What Home Influencers Wish You Know About Keeping Their Home Picture-Perfect

styled dining room table

Jessie Ruane

Ever wonder how home influencers seem to post photos of their well-styled, sparkling spaces almost every day when you can barely keep your countertops clutter-free for an hour? We spoke with three influencers who shared comments on whether they naturally lean tidy or not, the steps they take to stockpile photos for their grids, and the degree to which they share messier moments with their followers. Life may not be a series of perfectly styled spaces for anyone—but when sharing images of your magazine-worthy home is your profession, a whole lot of behind the scenes planning and strategy is key.

new york apartment living room

Hattie Kolp

Understand Your Innate Habits

Instagrammer Hattie Kolp naturally enjoys keeping her apartment clean and tidy. "As an adult, I have always been pretty neat," she said. "My physical surroundings affect how I feel on the inside, so I know if my apartment is a mess I’ll probably feel really stressed out." That said, as a frequent DIYer, she doesn't hesitate to show some behind-the-scenes action. "Of course, sometimes—especially during home projects—it does get messy and I gladly will show that on Instagram; maybe not on the feed but in stories," Kolp added, and perhaps this behavior only strengthens her online presence. Kolp noted, "I think my transparency on Instagram is a big reason why people connect with me!"
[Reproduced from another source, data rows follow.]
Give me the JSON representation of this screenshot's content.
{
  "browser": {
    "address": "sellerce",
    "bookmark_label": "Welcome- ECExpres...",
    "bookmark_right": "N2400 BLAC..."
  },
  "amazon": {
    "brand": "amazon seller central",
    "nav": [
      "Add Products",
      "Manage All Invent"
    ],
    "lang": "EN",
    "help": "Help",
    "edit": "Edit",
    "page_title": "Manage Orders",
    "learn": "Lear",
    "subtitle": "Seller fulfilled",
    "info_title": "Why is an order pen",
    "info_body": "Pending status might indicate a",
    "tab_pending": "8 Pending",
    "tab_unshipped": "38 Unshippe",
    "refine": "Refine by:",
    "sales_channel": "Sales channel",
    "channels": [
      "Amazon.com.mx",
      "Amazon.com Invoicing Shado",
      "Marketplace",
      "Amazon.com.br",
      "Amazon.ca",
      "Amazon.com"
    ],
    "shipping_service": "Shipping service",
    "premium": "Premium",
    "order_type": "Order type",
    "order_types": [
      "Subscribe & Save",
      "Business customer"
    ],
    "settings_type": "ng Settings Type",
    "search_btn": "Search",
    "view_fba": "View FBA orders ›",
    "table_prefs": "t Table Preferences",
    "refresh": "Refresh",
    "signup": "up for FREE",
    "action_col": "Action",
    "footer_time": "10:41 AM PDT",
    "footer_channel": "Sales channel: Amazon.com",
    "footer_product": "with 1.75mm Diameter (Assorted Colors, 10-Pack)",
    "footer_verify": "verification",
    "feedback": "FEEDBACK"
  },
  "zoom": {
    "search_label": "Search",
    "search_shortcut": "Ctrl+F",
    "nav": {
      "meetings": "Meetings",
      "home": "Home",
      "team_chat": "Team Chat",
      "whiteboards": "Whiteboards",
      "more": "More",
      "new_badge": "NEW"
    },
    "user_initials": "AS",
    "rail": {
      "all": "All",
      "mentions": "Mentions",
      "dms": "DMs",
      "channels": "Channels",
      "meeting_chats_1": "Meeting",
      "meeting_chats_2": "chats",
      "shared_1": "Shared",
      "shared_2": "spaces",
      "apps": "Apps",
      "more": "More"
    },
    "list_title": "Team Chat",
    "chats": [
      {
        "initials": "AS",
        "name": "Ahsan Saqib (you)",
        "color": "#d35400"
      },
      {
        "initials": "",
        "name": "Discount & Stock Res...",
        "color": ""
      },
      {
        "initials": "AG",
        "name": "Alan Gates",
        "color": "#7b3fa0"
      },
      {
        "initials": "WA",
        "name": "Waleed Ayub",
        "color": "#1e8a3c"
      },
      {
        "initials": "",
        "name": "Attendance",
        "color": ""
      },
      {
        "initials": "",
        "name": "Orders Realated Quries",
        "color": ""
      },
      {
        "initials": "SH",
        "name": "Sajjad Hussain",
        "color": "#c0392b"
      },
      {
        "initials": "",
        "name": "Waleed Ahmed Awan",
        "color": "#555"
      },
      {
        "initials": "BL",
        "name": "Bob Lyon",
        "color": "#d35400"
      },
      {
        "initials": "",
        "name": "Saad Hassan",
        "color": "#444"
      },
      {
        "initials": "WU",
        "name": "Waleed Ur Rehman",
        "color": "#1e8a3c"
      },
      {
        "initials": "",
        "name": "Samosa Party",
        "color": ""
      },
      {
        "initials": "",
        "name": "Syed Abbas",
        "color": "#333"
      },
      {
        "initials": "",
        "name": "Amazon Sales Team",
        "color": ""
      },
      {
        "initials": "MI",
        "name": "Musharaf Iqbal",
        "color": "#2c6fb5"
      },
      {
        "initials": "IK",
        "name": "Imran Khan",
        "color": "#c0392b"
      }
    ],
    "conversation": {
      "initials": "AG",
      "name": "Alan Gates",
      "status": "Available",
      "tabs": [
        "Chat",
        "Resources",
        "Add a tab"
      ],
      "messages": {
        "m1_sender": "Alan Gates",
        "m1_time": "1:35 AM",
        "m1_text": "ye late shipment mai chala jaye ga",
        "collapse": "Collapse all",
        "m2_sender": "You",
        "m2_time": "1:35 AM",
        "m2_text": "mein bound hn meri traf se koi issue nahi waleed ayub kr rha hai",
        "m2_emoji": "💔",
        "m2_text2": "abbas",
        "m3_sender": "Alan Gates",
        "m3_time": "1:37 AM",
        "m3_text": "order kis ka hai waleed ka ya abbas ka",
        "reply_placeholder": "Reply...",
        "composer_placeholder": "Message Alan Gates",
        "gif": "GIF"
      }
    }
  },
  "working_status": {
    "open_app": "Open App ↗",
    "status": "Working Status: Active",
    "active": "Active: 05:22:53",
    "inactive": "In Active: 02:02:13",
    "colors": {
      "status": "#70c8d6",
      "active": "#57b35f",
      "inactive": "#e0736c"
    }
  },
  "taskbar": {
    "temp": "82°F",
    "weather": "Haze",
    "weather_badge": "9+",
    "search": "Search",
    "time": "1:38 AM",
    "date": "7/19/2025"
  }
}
Instagrammer Jessie Ruane of Jessie Finds doesn't get as stressed about the state of her apartment. "I don't mind living in chaos at all, so the fact that I somehow became a home influencer is pretty funny to me," she noted. And her unit's layout makes containing clutter even more of a challenge. "I also live in a loft, so there is no hiding of any sort of mess," she explained. "I don't have a closet—not a single closet."

mural art in kitchen

Jessie Ruane

Stockpile Photographs

While Ruane is well aware of her natural tendencies, she keeps these concealed on the 'gram. "I rarely show a mess unless it's on purpose, and usually humorously," she commented. Days on which her apartment is fully organized and decorated become key for shooting photos. "When I deep clean and style an area, I usually try to take multiple photos and videos while it's looking good ... and then I try to use that content for a few months, and in rare occasions, up to a year," she explained.

Erika Ver of Peony and Honey is also a proponent of this tactic. "My best advice to anyone trying to keep their feeds full of well-styled photos is to batch content," she said. "When a particular room is clean or recently finished and styled, take a bunch of photos and videos capturing each angle of the space. Additionally, you can switch up the styling slightly between shots for a different look. Switch out things like throws, artwork, decorative objects, and pillows to create a whole new look in the same space."

small pink bathroom

Jessie Ruane

Optimize Performance

By now, Ruane also has a strong enough sense of which sections of her apartment her followers favor and can resurface past content featuring these nooks or rooms if necessary. She stated, "If I'm in an engagement lull, I usually post an old video of my bathroom—which is so rarely clean, it has to be old videos—to help it get a spike again."

Ruane hesitates to capture certain areas of her loft and finds that photos of sections that are more completely styled resonate better with her audience. "There are a few spots in my apartment I've hardly shown because they have never felt 'done,' to me," she shared. "I try to make it all feel as complete as possible, or the photos don't really pop and they underperform."

In addition to wanting to keep their followers happy, influencers can also fall into the habit of comparing themselves with their counterparts. "There’s always this underlying pressure to create the perfect IG grid," Ver noted. "It’s not often talked about, but it’s there and very real. How do you not compare your home to the homes of other content creators?"

styled living room coffee table

Erika Wasilewski

Embrace Highs and Lows

Despite this, keeping followers aware of life's highs and lows—and how they affect the state of her home—is important to Ver. "I keep it 100 with my 'Honeys,' as I call my followers. They know when my house is a disaster, I’m stressed, not feeling well—I am open and honest about all of it."

For Ver, posting to her static feed is not a daily practice but a moment in which to showcase well-styled moments around her home. "I treat my feed like a special occasion," she noted. "I dress up a room for it, and I don’t post unless I have something lovely ready to post. I think my people understand that the perfectly styled photos on my feed are that special occasion and a representation of my best days."

cat laying on bed

Erika Wasilewski

Celebrate the Imperfections

Ver urged other influencers to remain open to photo mistakes that may actually enhance their overall product. "Perfection is unattainable, so don’t put pressure on yourself to achieve it," she advised. "I find that people often enjoy the cat that snuck into the photo, the blanket that fell onto the floor, and all the little imperfections of real life. You don’t have to keep a perfectly tidy house all the time, you just have to work the angles!"